Voters, however, have more mixed views on this kind of support. While more than 60 percent of Americans were more sympathetic to Israel than the Palestinians in a 2016 Gallup poll, sympathies differed along partisan lines, with around half of Democrats being more sympathetic to Israelis versus nearly 80 percent of Republicans. In a separate Brookings poll, roughly half of Democrats who responded said Israel has too much influence on the United States government. Boycott, divest, and sanction movements, which call on organizations in the United States and abroad to cut their financial ties with Israel, have long been popular on college campuses, although somewhat marginal; this year, however, they got a boost from the Black Lives Matter movement, which included statements against Israel’s treatment of Palestinians in its recently released policy platform. In general, young Americans are far less sympathetic toward Israel than their older peers: A 2014 Gallup poll found that only half of those aged 18 to 34 favored Israel in the Israel-Palestine conflict, “compared with 58 percent of 35- to 54-year-olds and 74 percent of those 55 and older.” Bernie Sanders, who was extremely popular among young people during the Democratic primary season, controversially criticized Israel, winning “applause and cheers” from the audience at one debate for saying, “If we pursue justice and peace, we are going to have to say that Netanyahu is not right all of the time.” All of this creates an odd backdrop for a historic military-spending deal….

9
Shares
Google+ Print

An Overdue Punishment for Venezuela

Trump punishes Venezuela with a speed that greatly improves on Obama's.
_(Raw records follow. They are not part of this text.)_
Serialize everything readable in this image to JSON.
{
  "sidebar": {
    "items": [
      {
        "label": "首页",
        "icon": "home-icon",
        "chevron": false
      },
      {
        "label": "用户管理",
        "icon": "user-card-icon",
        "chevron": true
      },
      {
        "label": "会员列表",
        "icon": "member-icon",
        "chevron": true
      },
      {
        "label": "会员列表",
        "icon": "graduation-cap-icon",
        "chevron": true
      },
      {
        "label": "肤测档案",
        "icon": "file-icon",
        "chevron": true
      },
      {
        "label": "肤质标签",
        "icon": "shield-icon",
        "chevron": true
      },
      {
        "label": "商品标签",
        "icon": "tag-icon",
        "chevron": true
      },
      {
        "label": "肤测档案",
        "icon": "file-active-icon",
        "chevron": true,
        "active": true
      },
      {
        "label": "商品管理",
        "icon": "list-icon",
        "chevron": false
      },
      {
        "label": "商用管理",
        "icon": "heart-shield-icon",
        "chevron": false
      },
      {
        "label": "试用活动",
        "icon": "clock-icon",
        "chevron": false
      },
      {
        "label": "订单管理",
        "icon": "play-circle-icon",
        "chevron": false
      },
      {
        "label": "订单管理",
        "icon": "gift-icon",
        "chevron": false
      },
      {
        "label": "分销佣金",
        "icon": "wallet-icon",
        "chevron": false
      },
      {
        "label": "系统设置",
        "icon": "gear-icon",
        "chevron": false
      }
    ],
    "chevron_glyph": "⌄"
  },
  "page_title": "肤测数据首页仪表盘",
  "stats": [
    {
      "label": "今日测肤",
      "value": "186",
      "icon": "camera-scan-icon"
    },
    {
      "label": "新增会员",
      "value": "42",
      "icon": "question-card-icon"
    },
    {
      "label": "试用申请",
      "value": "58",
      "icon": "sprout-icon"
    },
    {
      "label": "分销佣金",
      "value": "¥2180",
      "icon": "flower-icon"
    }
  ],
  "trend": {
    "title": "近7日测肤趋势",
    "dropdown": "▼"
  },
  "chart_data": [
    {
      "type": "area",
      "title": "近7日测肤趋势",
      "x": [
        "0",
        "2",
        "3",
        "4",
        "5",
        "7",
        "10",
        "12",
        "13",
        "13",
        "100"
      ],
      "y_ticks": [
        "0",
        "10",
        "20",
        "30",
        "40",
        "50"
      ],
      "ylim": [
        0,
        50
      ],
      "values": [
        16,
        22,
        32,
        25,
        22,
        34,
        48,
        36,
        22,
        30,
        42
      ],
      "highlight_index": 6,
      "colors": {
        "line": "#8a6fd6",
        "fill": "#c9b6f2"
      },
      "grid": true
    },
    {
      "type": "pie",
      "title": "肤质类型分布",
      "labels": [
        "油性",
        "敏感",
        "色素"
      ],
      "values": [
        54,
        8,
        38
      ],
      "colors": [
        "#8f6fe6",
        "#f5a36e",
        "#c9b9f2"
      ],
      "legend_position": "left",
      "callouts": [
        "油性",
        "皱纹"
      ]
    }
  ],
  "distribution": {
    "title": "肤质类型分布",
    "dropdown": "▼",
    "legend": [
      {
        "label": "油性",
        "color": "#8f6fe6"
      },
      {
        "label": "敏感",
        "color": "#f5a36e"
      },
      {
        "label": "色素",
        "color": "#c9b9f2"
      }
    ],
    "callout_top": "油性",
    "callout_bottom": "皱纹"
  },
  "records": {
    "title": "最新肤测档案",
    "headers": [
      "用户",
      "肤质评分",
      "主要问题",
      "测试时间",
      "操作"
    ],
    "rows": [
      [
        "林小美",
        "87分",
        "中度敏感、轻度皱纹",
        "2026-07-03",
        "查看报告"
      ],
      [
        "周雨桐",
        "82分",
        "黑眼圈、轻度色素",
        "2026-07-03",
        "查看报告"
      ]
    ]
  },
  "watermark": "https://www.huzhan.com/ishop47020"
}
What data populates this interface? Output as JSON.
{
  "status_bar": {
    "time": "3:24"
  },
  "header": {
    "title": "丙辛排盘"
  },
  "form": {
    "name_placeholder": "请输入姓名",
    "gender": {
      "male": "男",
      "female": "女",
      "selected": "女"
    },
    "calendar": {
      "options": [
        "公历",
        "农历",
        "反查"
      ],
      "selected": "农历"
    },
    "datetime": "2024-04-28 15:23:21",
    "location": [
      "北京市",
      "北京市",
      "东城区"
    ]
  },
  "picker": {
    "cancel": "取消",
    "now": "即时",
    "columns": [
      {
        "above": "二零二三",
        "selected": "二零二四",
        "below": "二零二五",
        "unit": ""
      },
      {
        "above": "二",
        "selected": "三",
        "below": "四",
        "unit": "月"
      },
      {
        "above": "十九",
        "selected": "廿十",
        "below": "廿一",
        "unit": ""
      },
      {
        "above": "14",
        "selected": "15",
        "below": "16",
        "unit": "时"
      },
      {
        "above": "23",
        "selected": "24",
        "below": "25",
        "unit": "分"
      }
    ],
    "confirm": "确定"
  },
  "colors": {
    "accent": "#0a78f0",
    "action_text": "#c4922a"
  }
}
The Trump Treasury Department’s move to impose sanctions on and to freeze the assets of a series of high-profile Venezuelan actors—including the country’s new vice president—is a welcome development. It has been a long time coming and follows years of investigation into the targets’ assets and activities related to the trafficking of narcotics. The alacrity with which the Trump Treasury Department acted against these officials, however, contrasts mightily with the Obama administration’s lethargy when it came to Venezuela. The sluggish pace at which the Obama White House moved to punish Venezuelan officials for violating international law and human rights will forever remain a stain on that administration.